Goal of the exercise:
Write out each record below, word for word.

*** Dataset ***

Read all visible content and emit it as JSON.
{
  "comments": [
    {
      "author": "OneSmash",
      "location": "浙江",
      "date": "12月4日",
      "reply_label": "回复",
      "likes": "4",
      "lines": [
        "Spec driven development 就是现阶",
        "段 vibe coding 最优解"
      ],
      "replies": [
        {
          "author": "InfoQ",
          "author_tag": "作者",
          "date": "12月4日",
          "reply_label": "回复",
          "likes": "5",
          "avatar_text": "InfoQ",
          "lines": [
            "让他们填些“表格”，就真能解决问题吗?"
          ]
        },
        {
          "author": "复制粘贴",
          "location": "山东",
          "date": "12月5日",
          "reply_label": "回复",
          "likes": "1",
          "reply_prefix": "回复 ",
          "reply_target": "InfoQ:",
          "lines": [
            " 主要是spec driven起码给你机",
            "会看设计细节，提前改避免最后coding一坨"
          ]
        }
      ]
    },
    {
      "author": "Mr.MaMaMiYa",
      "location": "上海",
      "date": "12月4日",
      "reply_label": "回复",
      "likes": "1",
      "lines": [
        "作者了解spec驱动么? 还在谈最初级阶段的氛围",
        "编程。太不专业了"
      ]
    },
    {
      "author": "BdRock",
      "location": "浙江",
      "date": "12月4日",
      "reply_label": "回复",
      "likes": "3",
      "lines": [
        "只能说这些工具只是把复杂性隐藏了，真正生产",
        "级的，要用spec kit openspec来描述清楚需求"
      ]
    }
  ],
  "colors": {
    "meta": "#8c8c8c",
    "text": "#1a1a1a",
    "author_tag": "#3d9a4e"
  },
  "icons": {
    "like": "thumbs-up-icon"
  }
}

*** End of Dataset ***

Answer below:
Read all visible content and emit it as JSON.
{
  "comments": [
    {
      "author": "OneSmash",
      "location": "浙江",
      "date": "12月4日",
      "reply_label": "回复",
      "likes": "4",
      "lines": [
        "Spec driven development 就是现阶",
        "段 vibe coding 最优解"
      ],
      "replies": [
        {
          "author": "InfoQ",
          "author_tag": "作者",
          "date": "12月4日",
          "reply_label": "回复",
          "likes": "5",
          "avatar_text": "InfoQ",
          "lines": [
            "让他们填些“表格”，就真能解决问题吗?"
          ]
        },
        {
          "author": "复制粘贴",
          "location": "山东",
          "date": "12月5日",
          "reply_label": "回复",
          "likes": "1",
          "reply_prefix": "回复 ",
          "reply_target": "InfoQ:",
          "lines": [
            " 主要是spec driven起码给你机",
            "会看设计细节，提前改避免最后coding一坨"
          ]
        }
      ]
    },
    {
      "author": "Mr.MaMaMiYa",
      "location": "上海",
      "date": "12月4日",
      "reply_label": "回复",
      "likes": "1",
      "lines": [
        "作者了解spec驱动么? 还在谈最初级阶段的氛围",
        "编程。太不专业了"
      ]
    },
    {
      "author": "BdRock",
      "location": "浙江",
      "date": "12月4日",
      "reply_label": "回复",
      "likes": "3",
      "lines": [
        "只能说这些工具只是把复杂性隐藏了，真正生产",
        "级的，要用spec kit openspec来描述清楚需求"
      ]
    }
  ],
  "colors": {
    "meta": "#8c8c8c",
    "text": "#1a1a1a",
    "author_tag": "#3d9a4e"
  },
  "icons": {
    "like": "thumbs-up-icon"
  }
}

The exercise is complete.